EXERCISE PROMPT: Nothing but the records, repeated word for word and free of pictures, belongs in the answer.

EXTRACTED DATA:
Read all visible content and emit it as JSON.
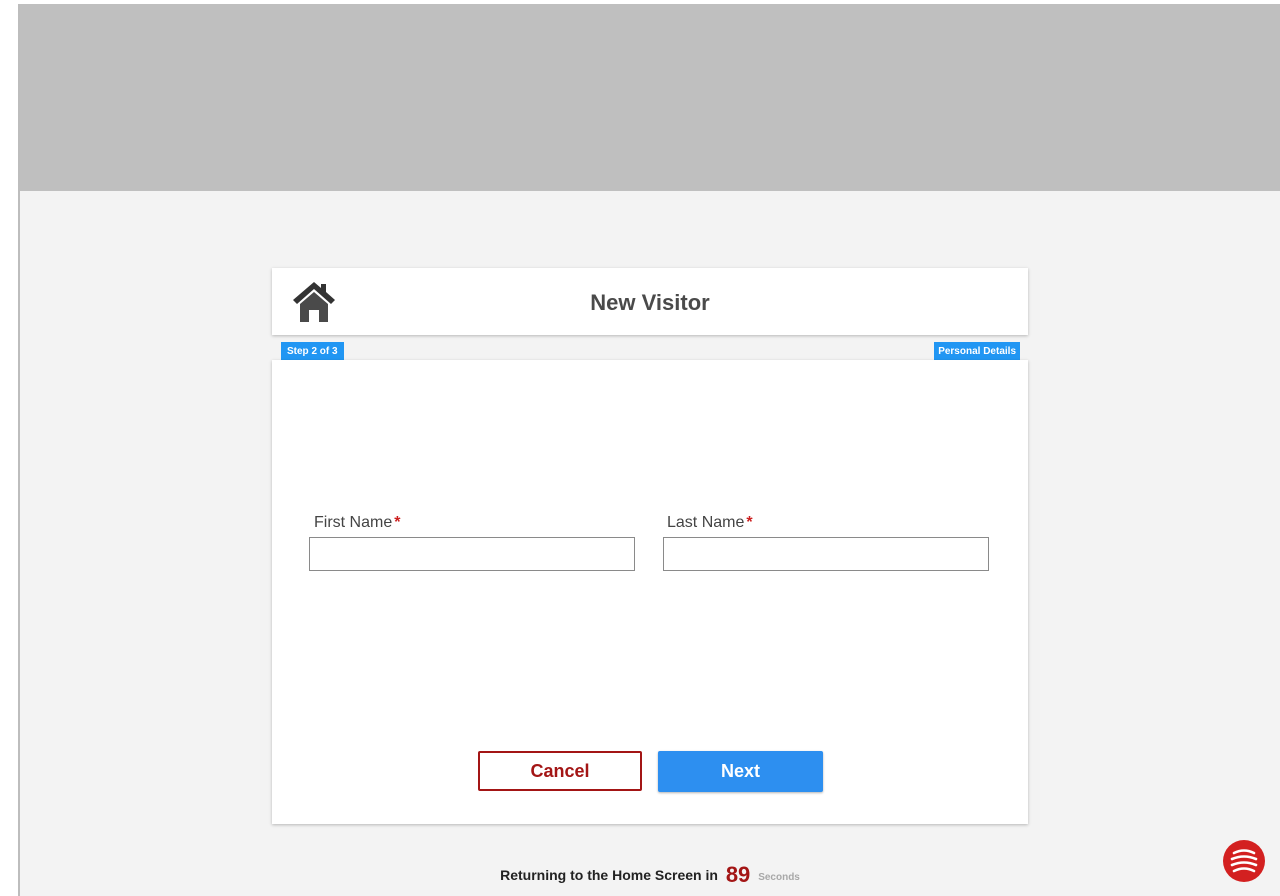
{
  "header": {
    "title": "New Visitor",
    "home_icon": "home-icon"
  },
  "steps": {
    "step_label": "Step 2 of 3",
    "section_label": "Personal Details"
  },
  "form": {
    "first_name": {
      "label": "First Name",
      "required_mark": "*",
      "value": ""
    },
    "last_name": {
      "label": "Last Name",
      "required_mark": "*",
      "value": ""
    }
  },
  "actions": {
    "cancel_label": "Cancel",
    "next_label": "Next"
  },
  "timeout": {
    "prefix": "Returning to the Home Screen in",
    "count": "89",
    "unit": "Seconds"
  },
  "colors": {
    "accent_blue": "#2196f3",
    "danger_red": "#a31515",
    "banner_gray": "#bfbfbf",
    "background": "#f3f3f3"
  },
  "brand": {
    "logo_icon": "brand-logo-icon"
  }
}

ANSWER BOX:
Read all visible content and emit it as JSON.
{
  "header": {
    "title": "New Visitor",
    "home_icon": "home-icon"
  },
  "steps": {
    "step_label": "Step 2 of 3",
    "section_label": "Personal Details"
  },
  "form": {
    "first_name": {
      "label": "First Name",
      "required_mark": "*",
      "value": ""
    },
    "last_name": {
      "label": "Last Name",
      "required_mark": "*",
      "value": ""
    }
  },
  "actions": {
    "cancel_label": "Cancel",
    "next_label": "Next"
  },
  "timeout": {
    "prefix": "Returning to the Home Screen in",
    "count": "89",
    "unit": "Seconds"
  },
  "colors": {
    "accent_blue": "#2196f3",
    "danger_red": "#a31515",
    "banner_gray": "#bfbfbf",
    "background": "#f3f3f3"
  },
  "brand": {
    "logo_icon": "brand-logo-icon"
  }
}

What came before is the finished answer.